What to do
For this task, retype the records below exactly.
•••••
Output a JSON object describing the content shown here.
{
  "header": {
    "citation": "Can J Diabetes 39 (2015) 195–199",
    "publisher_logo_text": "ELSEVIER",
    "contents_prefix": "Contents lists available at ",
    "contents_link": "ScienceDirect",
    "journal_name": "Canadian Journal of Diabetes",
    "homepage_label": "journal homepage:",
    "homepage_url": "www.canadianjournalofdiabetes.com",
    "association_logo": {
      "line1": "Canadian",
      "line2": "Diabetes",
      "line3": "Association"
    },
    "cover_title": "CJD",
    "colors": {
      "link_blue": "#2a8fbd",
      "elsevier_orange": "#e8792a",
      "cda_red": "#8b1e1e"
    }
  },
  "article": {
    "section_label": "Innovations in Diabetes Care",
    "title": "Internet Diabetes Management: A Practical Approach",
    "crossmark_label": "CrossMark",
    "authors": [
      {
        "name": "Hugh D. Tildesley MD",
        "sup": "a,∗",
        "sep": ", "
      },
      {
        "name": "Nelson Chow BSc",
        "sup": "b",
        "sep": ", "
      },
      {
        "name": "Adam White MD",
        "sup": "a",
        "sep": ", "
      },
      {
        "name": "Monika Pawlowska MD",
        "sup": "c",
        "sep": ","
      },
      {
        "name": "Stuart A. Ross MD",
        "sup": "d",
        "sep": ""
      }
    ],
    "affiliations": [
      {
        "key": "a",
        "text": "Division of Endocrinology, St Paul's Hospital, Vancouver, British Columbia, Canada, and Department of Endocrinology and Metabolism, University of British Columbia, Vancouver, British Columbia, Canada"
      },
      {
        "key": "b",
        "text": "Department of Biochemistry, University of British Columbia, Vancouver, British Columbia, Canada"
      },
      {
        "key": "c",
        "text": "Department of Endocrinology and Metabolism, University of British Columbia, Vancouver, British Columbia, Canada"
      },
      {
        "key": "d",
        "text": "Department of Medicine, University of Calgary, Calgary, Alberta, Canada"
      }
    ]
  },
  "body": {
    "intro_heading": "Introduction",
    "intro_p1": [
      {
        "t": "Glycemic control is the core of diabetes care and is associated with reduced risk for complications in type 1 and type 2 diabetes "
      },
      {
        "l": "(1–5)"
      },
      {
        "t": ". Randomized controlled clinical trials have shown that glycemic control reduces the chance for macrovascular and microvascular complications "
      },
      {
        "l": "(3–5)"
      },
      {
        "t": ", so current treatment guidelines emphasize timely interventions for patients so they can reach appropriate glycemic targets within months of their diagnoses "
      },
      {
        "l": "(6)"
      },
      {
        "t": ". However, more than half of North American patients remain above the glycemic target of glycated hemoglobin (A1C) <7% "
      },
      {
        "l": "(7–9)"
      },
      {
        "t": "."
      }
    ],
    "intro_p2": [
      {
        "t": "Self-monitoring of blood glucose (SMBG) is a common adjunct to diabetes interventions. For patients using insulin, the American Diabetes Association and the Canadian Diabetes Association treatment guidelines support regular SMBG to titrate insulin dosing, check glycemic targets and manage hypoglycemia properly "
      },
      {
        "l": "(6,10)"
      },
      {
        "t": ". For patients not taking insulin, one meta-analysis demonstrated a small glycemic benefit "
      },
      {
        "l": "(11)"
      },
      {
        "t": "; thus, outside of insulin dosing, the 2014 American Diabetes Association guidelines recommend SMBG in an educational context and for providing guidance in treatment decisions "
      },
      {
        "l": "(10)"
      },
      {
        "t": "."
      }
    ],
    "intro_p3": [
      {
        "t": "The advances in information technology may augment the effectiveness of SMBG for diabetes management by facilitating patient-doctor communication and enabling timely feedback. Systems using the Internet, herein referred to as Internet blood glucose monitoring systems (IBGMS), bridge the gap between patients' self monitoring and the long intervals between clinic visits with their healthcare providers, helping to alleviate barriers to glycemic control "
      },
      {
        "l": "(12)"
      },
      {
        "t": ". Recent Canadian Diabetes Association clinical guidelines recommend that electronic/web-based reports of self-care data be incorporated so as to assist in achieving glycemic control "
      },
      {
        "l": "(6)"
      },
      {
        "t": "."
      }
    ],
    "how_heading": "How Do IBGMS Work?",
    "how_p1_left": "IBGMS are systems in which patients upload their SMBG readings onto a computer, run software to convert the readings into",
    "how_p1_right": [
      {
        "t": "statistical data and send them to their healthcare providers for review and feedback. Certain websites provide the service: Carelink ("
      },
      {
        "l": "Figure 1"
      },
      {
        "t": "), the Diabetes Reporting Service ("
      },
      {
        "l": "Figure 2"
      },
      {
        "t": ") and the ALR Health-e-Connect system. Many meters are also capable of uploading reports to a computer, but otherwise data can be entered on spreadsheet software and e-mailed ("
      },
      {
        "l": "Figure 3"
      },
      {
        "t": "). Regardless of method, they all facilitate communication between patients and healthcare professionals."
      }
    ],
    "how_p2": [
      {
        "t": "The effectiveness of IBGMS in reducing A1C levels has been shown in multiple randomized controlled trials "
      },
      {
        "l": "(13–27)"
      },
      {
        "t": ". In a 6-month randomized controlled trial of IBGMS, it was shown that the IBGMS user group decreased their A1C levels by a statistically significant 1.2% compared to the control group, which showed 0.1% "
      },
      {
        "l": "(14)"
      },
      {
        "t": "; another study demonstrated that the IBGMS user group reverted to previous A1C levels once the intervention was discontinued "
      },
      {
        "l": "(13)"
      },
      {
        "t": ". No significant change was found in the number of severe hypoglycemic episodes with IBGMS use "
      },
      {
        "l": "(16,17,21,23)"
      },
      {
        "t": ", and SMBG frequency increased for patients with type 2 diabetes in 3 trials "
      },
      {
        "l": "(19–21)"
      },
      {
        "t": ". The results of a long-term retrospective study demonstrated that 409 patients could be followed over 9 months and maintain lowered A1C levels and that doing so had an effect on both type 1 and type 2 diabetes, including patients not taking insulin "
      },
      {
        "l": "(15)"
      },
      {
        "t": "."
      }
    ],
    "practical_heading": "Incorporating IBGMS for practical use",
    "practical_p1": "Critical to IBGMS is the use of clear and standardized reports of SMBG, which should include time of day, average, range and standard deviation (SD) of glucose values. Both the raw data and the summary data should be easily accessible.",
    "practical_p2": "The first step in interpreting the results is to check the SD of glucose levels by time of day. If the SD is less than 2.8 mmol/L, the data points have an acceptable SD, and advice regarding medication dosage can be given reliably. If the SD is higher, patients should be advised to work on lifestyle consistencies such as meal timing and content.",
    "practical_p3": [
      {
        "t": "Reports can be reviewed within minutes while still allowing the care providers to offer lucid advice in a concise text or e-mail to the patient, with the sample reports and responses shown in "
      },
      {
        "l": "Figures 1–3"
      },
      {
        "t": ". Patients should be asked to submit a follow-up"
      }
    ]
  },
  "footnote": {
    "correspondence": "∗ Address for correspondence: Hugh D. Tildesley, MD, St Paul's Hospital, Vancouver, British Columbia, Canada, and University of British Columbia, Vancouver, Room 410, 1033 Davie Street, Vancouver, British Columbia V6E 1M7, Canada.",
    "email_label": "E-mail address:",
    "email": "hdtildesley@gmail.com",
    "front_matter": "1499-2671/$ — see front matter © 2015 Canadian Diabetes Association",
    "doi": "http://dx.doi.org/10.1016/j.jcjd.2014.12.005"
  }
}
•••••
Exercise answer
Output a JSON object describing the content shown here.
{
  "header": {
    "citation": "Can J Diabetes 39 (2015) 195–199",
    "publisher_logo_text": "ELSEVIER",
    "contents_prefix": "Contents lists available at ",
    "contents_link": "ScienceDirect",
    "journal_name": "Canadian Journal of Diabetes",
    "homepage_label": "journal homepage:",
    "homepage_url": "www.canadianjournalofdiabetes.com",
    "association_logo": {
      "line1": "Canadian",
      "line2": "Diabetes",
      "line3": "Association"
    },
    "cover_title": "CJD",
    "colors": {
      "link_blue": "#2a8fbd",
      "elsevier_orange": "#e8792a",
      "cda_red": "#8b1e1e"
    }
  },
  "article": {
    "section_label": "Innovations in Diabetes Care",
    "title": "Internet Diabetes Management: A Practical Approach",
    "crossmark_label": "CrossMark",
    "authors": [
      {
        "name": "Hugh D. Tildesley MD",
        "sup": "a,∗",
        "sep": ", "
      },
      {
        "name": "Nelson Chow BSc",
        "sup": "b",
        "sep": ", "
      },
      {
        "name": "Adam White MD",
        "sup": "a",
        "sep": ", "
      },
      {
        "name": "Monika Pawlowska MD",
        "sup": "c",
        "sep": ","
      },
      {
        "name": "Stuart A. Ross MD",
        "sup": "d",
        "sep": ""
      }
    ],
    "affiliations": [
      {
        "key": "a",
        "text": "Division of Endocrinology, St Paul's Hospital, Vancouver, British Columbia, Canada, and Department of Endocrinology and Metabolism, University of British Columbia, Vancouver, British Columbia, Canada"
      },
      {
        "key": "b",
        "text": "Department of Biochemistry, University of British Columbia, Vancouver, British Columbia, Canada"
      },
      {
        "key": "c",
        "text": "Department of Endocrinology and Metabolism, University of British Columbia, Vancouver, British Columbia, Canada"
      },
      {
        "key": "d",
        "text": "Department of Medicine, University of Calgary, Calgary, Alberta, Canada"
      }
    ]
  },
  "body": {
    "intro_heading": "Introduction",
    "intro_p1": [
      {
        "t": "Glycemic control is the core of diabetes care and is associated with reduced risk for complications in type 1 and type 2 diabetes "
      },
      {
        "l": "(1–5)"
      },
      {
        "t": ". Randomized controlled clinical trials have shown that glycemic control reduces the chance for macrovascular and microvascular complications "
      },
      {
        "l": "(3–5)"
      },
      {
        "t": ", so current treatment guidelines emphasize timely interventions for patients so they can reach appropriate glycemic targets within months of their diagnoses "
      },
      {
        "l": "(6)"
      },
      {
        "t": ". However, more than half of North American patients remain above the glycemic target of glycated hemoglobin (A1C) <7% "
      },
      {
        "l": "(7–9)"
      },
      {
        "t": "."
      }
    ],
    "intro_p2": [
      {
        "t": "Self-monitoring of blood glucose (SMBG) is a common adjunct to diabetes interventions. For patients using insulin, the American Diabetes Association and the Canadian Diabetes Association treatment guidelines support regular SMBG to titrate insulin dosing, check glycemic targets and manage hypoglycemia properly "
      },
      {
        "l": "(6,10)"
      },
      {
        "t": ". For patients not taking insulin, one meta-analysis demonstrated a small glycemic benefit "
      },
      {
        "l": "(11)"
      },
      {
        "t": "; thus, outside of insulin dosing, the 2014 American Diabetes Association guidelines recommend SMBG in an educational context and for providing guidance in treatment decisions "
      },
      {
        "l": "(10)"
      },
      {
        "t": "."
      }
    ],
    "intro_p3": [
      {
        "t": "The advances in information technology may augment the effectiveness of SMBG for diabetes management by facilitating patient-doctor communication and enabling timely feedback. Systems using the Internet, herein referred to as Internet blood glucose monitoring systems (IBGMS), bridge the gap between patients' self monitoring and the long intervals between clinic visits with their healthcare providers, helping to alleviate barriers to glycemic control "
      },
      {
        "l": "(12)"
      },
      {
        "t": ". Recent Canadian Diabetes Association clinical guidelines recommend that electronic/web-based reports of self-care data be incorporated so as to assist in achieving glycemic control "
      },
      {
        "l": "(6)"
      },
      {
        "t": "."
      }
    ],
    "how_heading": "How Do IBGMS Work?",
    "how_p1_left": "IBGMS are systems in which patients upload their SMBG readings onto a computer, run software to convert the readings into",
    "how_p1_right": [
      {
        "t": "statistical data and send them to their healthcare providers for review and feedback. Certain websites provide the service: Carelink ("
      },
      {
        "l": "Figure 1"
      },
      {
        "t": "), the Diabetes Reporting Service ("
      },
      {
        "l": "Figure 2"
      },
      {
        "t": ") and the ALR Health-e-Connect system. Many meters are also capable of uploading reports to a computer, but otherwise data can be entered on spreadsheet software and e-mailed ("
      },
      {
        "l": "Figure 3"
      },
      {
        "t": "). Regardless of method, they all facilitate communication between patients and healthcare professionals."
      }
    ],
    "how_p2": [
      {
        "t": "The effectiveness of IBGMS in reducing A1C levels has been shown in multiple randomized controlled trials "
      },
      {
        "l": "(13–27)"
      },
      {
        "t": ". In a 6-month randomized controlled trial of IBGMS, it was shown that the IBGMS user group decreased their A1C levels by a statistically significant 1.2% compared to the control group, which showed 0.1% "
      },
      {
        "l": "(14)"
      },
      {
        "t": "; another study demonstrated that the IBGMS user group reverted to previous A1C levels once the intervention was discontinued "
      },
      {
        "l": "(13)"
      },
      {
        "t": ". No significant change was found in the number of severe hypoglycemic episodes with IBGMS use "
      },
      {
        "l": "(16,17,21,23)"
      },
      {
        "t": ", and SMBG frequency increased for patients with type 2 diabetes in 3 trials "
      },
      {
        "l": "(19–21)"
      },
      {
        "t": ". The results of a long-term retrospective study demonstrated that 409 patients could be followed over 9 months and maintain lowered A1C levels and that doing so had an effect on both type 1 and type 2 diabetes, including patients not taking insulin "
      },
      {
        "l": "(15)"
      },
      {
        "t": "."
      }
    ],
    "practical_heading": "Incorporating IBGMS for practical use",
    "practical_p1": "Critical to IBGMS is the use of clear and standardized reports of SMBG, which should include time of day, average, range and standard deviation (SD) of glucose values. Both the raw data and the summary data should be easily accessible.",
    "practical_p2": "The first step in interpreting the results is to check the SD of glucose levels by time of day. If the SD is less than 2.8 mmol/L, the data points have an acceptable SD, and advice regarding medication dosage can be given reliably. If the SD is higher, patients should be advised to work on lifestyle consistencies such as meal timing and content.",
    "practical_p3": [
      {
        "t": "Reports can be reviewed within minutes while still allowing the care providers to offer lucid advice in a concise text or e-mail to the patient, with the sample reports and responses shown in "
      },
      {
        "l": "Figures 1–3"
      },
      {
        "t": ". Patients should be asked to submit a follow-up"
      }
    ]
  },
  "footnote": {
    "correspondence": "∗ Address for correspondence: Hugh D. Tildesley, MD, St Paul's Hospital, Vancouver, British Columbia, Canada, and University of British Columbia, Vancouver, Room 410, 1033 Davie Street, Vancouver, British Columbia V6E 1M7, Canada.",
    "email_label": "E-mail address:",
    "email": "hdtildesley@gmail.com",
    "front_matter": "1499-2671/$ — see front matter © 2015 Canadian Diabetes Association",
    "doi": "http://dx.doi.org/10.1016/j.jcjd.2014.12.005"
  }
}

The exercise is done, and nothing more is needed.